▶ _Task to complete_: Repeat the entries verbatim.

▶ _Data for analysis_:
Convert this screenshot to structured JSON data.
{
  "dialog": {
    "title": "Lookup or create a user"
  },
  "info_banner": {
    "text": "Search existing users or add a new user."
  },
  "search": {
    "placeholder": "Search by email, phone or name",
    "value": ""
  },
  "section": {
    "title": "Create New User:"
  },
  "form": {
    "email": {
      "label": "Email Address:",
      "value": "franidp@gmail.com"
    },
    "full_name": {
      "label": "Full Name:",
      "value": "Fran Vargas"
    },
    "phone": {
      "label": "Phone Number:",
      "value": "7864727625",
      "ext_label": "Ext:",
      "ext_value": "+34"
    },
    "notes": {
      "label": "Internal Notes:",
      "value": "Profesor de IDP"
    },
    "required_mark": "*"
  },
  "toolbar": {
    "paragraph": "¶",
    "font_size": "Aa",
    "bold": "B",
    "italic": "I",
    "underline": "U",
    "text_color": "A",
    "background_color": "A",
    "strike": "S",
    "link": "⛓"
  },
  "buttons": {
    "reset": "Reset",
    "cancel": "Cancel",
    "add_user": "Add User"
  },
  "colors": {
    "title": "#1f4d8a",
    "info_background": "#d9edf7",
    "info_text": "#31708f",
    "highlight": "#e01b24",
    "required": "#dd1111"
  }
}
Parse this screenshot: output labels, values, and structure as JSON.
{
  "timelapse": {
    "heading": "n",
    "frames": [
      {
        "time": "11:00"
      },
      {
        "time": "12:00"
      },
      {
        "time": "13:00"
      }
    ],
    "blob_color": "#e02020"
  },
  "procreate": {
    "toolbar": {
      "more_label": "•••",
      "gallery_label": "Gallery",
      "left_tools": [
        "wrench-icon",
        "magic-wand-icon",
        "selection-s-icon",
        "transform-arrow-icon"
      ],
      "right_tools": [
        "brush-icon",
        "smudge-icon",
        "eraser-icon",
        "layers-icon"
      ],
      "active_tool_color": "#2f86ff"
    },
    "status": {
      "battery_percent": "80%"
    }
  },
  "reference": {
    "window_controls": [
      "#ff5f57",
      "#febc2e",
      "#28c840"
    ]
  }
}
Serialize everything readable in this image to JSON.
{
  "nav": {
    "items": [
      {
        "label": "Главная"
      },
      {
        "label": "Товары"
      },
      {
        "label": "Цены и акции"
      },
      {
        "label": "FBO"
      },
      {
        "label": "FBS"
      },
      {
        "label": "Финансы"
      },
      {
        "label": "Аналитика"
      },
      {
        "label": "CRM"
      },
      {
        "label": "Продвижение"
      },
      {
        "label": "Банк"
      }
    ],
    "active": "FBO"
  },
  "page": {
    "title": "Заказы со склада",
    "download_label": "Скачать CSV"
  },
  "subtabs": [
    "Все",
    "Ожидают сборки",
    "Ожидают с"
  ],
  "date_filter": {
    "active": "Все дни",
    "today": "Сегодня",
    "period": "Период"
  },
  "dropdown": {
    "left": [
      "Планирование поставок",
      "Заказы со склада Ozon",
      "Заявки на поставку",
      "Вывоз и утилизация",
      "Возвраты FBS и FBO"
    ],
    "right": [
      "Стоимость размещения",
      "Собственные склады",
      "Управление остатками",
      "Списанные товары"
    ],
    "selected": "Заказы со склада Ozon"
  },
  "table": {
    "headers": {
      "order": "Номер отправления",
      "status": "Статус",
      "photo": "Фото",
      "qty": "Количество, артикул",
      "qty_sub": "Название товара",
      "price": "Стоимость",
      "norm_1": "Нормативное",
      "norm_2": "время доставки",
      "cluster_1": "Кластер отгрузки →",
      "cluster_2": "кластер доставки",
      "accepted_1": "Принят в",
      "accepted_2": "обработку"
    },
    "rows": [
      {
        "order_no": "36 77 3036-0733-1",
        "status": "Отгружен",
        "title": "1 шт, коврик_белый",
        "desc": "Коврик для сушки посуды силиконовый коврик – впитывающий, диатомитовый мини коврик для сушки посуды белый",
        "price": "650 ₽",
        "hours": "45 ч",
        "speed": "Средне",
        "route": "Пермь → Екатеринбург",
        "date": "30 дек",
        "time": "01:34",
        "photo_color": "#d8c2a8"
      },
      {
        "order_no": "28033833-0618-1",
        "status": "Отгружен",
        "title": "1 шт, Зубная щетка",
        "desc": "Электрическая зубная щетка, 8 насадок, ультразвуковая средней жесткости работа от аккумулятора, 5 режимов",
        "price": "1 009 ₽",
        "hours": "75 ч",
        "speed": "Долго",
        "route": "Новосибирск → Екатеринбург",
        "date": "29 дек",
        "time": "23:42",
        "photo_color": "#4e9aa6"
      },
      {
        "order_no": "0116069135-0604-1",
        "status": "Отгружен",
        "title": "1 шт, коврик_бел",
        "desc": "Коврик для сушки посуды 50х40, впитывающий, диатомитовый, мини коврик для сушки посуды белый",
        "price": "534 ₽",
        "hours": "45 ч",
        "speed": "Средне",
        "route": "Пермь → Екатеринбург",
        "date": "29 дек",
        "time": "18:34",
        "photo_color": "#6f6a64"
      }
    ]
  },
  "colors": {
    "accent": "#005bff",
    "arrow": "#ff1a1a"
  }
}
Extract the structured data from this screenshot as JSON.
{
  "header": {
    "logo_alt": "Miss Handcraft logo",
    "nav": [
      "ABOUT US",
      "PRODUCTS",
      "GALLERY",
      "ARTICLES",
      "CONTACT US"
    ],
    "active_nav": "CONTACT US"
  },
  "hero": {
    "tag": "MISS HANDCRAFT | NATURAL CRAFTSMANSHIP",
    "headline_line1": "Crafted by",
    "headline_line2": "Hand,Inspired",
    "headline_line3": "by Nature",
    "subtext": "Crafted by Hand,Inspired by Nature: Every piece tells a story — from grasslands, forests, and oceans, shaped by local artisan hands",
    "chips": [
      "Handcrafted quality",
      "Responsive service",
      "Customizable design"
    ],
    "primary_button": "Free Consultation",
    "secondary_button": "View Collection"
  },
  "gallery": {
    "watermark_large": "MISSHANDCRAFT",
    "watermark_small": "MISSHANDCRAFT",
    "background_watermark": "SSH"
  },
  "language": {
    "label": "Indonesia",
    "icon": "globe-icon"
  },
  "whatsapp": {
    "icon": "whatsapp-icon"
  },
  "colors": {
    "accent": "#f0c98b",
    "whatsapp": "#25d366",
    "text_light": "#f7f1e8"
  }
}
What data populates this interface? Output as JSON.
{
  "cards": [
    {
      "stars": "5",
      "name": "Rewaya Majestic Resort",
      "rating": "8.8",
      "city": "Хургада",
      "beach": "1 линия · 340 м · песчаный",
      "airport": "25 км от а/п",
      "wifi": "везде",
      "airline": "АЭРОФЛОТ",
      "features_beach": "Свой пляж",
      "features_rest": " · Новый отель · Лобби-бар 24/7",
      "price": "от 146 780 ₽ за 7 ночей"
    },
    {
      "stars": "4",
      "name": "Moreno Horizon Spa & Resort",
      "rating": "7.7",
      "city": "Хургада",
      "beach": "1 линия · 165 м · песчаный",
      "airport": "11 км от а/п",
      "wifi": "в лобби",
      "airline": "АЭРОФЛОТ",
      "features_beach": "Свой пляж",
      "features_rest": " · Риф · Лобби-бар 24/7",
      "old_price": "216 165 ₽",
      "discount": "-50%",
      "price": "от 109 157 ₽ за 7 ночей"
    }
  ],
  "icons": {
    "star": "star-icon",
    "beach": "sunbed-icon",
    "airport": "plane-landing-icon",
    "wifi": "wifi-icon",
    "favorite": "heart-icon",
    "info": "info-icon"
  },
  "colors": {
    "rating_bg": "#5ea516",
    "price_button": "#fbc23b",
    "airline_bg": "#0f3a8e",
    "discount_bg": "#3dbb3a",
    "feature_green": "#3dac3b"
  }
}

▶ _Finished exercise_:
Convert this screenshot to structured JSON data.
{
  "dialog": {
    "title": "Lookup or create a user"
  },
  "info_banner": {
    "text": "Search existing users or add a new user."
  },
  "search": {
    "placeholder": "Search by email, phone or name",
    "value": ""
  },
  "section": {
    "title": "Create New User:"
  },
  "form": {
    "email": {
      "label": "Email Address:",
      "value": "franidp@gmail.com"
    },
    "full_name": {
      "label": "Full Name:",
      "value": "Fran Vargas"
    },
    "phone": {
      "label": "Phone Number:",
      "value": "7864727625",
      "ext_label": "Ext:",
      "ext_value": "+34"
    },
    "notes": {
      "label": "Internal Notes:",
      "value": "Profesor de IDP"
    },
    "required_mark": "*"
  },
  "toolbar": {
    "paragraph": "¶",
    "font_size": "Aa",
    "bold": "B",
    "italic": "I",
    "underline": "U",
    "text_color": "A",
    "background_color": "A",
    "strike": "S",
    "link": "⛓"
  },
  "buttons": {
    "reset": "Reset",
    "cancel": "Cancel",
    "add_user": "Add User"
  },
  "colors": {
    "title": "#1f4d8a",
    "info_background": "#d9edf7",
    "info_text": "#31708f",
    "highlight": "#e01b24",
    "required": "#dd1111"
  }
}
Parse this screenshot: output labels, values, and structure as JSON.
{
  "timelapse": {
    "heading": "n",
    "frames": [
      {
        "time": "11:00"
      },
      {
        "time": "12:00"
      },
      {
        "time": "13:00"
      }
    ],
    "blob_color": "#e02020"
  },
  "procreate": {
    "toolbar": {
      "more_label": "•••",
      "gallery_label": "Gallery",
      "left_tools": [
        "wrench-icon",
        "magic-wand-icon",
        "selection-s-icon",
        "transform-arrow-icon"
      ],
      "right_tools": [
        "brush-icon",
        "smudge-icon",
        "eraser-icon",
        "layers-icon"
      ],
      "active_tool_color": "#2f86ff"
    },
    "status": {
      "battery_percent": "80%"
    }
  },
  "reference": {
    "window_controls": [
      "#ff5f57",
      "#febc2e",
      "#28c840"
    ]
  }
}
Serialize everything readable in this image to JSON.
{
  "nav": {
    "items": [
      {
        "label": "Главная"
      },
      {
        "label": "Товары"
      },
      {
        "label": "Цены и акции"
      },
      {
        "label": "FBO"
      },
      {
        "label": "FBS"
      },
      {
        "label": "Финансы"
      },
      {
        "label": "Аналитика"
      },
      {
        "label": "CRM"
      },
      {
        "label": "Продвижение"
      },
      {
        "label": "Банк"
      }
    ],
    "active": "FBO"
  },
  "page": {
    "title": "Заказы со склада",
    "download_label": "Скачать CSV"
  },
  "subtabs": [
    "Все",
    "Ожидают сборки",
    "Ожидают с"
  ],
  "date_filter": {
    "active": "Все дни",
    "today": "Сегодня",
    "period": "Период"
  },
  "dropdown": {
    "left": [
      "Планирование поставок",
      "Заказы со склада Ozon",
      "Заявки на поставку",
      "Вывоз и утилизация",
      "Возвраты FBS и FBO"
    ],
    "right": [
      "Стоимость размещения",
      "Собственные склады",
      "Управление остатками",
      "Списанные товары"
    ],
    "selected": "Заказы со склада Ozon"
  },
  "table": {
    "headers": {
      "order": "Номер отправления",
      "status": "Статус",
      "photo": "Фото",
      "qty": "Количество, артикул",
      "qty_sub": "Название товара",
      "price": "Стоимость",
      "norm_1": "Нормативное",
      "norm_2": "время доставки",
      "cluster_1": "Кластер отгрузки →",
      "cluster_2": "кластер доставки",
      "accepted_1": "Принят в",
      "accepted_2": "обработку"
    },
    "rows": [
      {
        "order_no": "36 77 3036-0733-1",
        "status": "Отгружен",
        "title": "1 шт, коврик_белый",
        "desc": "Коврик для сушки посуды силиконовый коврик – впитывающий, диатомитовый мини коврик для сушки посуды белый",
        "price": "650 ₽",
        "hours": "45 ч",
        "speed": "Средне",
        "route": "Пермь → Екатеринбург",
        "date": "30 дек",
        "time": "01:34",
        "photo_color": "#d8c2a8"
      },
      {
        "order_no": "28033833-0618-1",
        "status": "Отгружен",
        "title": "1 шт, Зубная щетка",
        "desc": "Электрическая зубная щетка, 8 насадок, ультразвуковая средней жесткости работа от аккумулятора, 5 режимов",
        "price": "1 009 ₽",
        "hours": "75 ч",
        "speed": "Долго",
        "route": "Новосибирск → Екатеринбург",
        "date": "29 дек",
        "time": "23:42",
        "photo_color": "#4e9aa6"
      },
      {
        "order_no": "0116069135-0604-1",
        "status": "Отгружен",
        "title": "1 шт, коврик_бел",
        "desc": "Коврик для сушки посуды 50х40, впитывающий, диатомитовый, мини коврик для сушки посуды белый",
        "price": "534 ₽",
        "hours": "45 ч",
        "speed": "Средне",
        "route": "Пермь → Екатеринбург",
        "date": "29 дек",
        "time": "18:34",
        "photo_color": "#6f6a64"
      }
    ]
  },
  "colors": {
    "accent": "#005bff",
    "arrow": "#ff1a1a"
  }
}
Extract the structured data from this screenshot as JSON.
{
  "header": {
    "logo_alt": "Miss Handcraft logo",
    "nav": [
      "ABOUT US",
      "PRODUCTS",
      "GALLERY",
      "ARTICLES",
      "CONTACT US"
    ],
    "active_nav": "CONTACT US"
  },
  "hero": {
    "tag": "MISS HANDCRAFT | NATURAL CRAFTSMANSHIP",
    "headline_line1": "Crafted by",
    "headline_line2": "Hand,Inspired",
    "headline_line3": "by Nature",
    "subtext": "Crafted by Hand,Inspired by Nature: Every piece tells a story — from grasslands, forests, and oceans, shaped by local artisan hands",
    "chips": [
      "Handcrafted quality",
      "Responsive service",
      "Customizable design"
    ],
    "primary_button": "Free Consultation",
    "secondary_button": "View Collection"
  },
  "gallery": {
    "watermark_large": "MISSHANDCRAFT",
    "watermark_small": "MISSHANDCRAFT",
    "background_watermark": "SSH"
  },
  "language": {
    "label": "Indonesia",
    "icon": "globe-icon"
  },
  "whatsapp": {
    "icon": "whatsapp-icon"
  },
  "colors": {
    "accent": "#f0c98b",
    "whatsapp": "#25d366",
    "text_light": "#f7f1e8"
  }
}
What data populates this interface? Output as JSON.
{
  "cards": [
    {
      "stars": "5",
      "name": "Rewaya Majestic Resort",
      "rating": "8.8",
      "city": "Хургада",
      "beach": "1 линия · 340 м · песчаный",
      "airport": "25 км от а/п",
      "wifi": "везде",
      "airline": "АЭРОФЛОТ",
      "features_beach": "Свой пляж",
      "features_rest": " · Новый отель · Лобби-бар 24/7",
      "price": "от 146 780 ₽ за 7 ночей"
    },
    {
      "stars": "4",
      "name": "Moreno Horizon Spa & Resort",
      "rating": "7.7",
      "city": "Хургада",
      "beach": "1 линия · 165 м · песчаный",
      "airport": "11 км от а/п",
      "wifi": "в лобби",
      "airline": "АЭРОФЛОТ",
      "features_beach": "Свой пляж",
      "features_rest": " · Риф · Лобби-бар 24/7",
      "old_price": "216 165 ₽",
      "discount": "-50%",
      "price": "от 109 157 ₽ за 7 ночей"
    }
  ],
  "icons": {
    "star": "star-icon",
    "beach": "sunbed-icon",
    "airport": "plane-landing-icon",
    "wifi": "wifi-icon",
    "favorite": "heart-icon",
    "info": "info-icon"
  },
  "colors": {
    "rating_bg": "#5ea516",
    "price_button": "#fbc23b",
    "airline_bg": "#0f3a8e",
    "discount_bg": "#3dbb3a",
    "feature_green": "#3dac3b"
  }
}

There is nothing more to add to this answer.